Task prompt :: Each record must be retyped in full. No character may differ.

[Exercise material — start]

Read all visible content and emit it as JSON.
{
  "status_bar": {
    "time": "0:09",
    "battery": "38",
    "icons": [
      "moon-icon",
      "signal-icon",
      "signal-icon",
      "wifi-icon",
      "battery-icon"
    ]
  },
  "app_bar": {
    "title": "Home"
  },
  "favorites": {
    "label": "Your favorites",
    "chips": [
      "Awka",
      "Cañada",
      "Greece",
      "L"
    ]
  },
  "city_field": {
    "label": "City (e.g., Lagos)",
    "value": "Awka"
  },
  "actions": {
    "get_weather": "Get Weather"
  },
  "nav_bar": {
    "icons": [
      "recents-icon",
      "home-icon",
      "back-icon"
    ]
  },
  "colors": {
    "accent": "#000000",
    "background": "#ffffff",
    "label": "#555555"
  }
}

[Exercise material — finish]

Solved problem ::
Read all visible content and emit it as JSON.
{
  "status_bar": {
    "time": "0:09",
    "battery": "38",
    "icons": [
      "moon-icon",
      "signal-icon",
      "signal-icon",
      "wifi-icon",
      "battery-icon"
    ]
  },
  "app_bar": {
    "title": "Home"
  },
  "favorites": {
    "label": "Your favorites",
    "chips": [
      "Awka",
      "Cañada",
      "Greece",
      "L"
    ]
  },
  "city_field": {
    "label": "City (e.g., Lagos)",
    "value": "Awka"
  },
  "actions": {
    "get_weather": "Get Weather"
  },
  "nav_bar": {
    "icons": [
      "recents-icon",
      "home-icon",
      "back-icon"
    ]
  },
  "colors": {
    "accent": "#000000",
    "background": "#ffffff",
    "label": "#555555"
  }
}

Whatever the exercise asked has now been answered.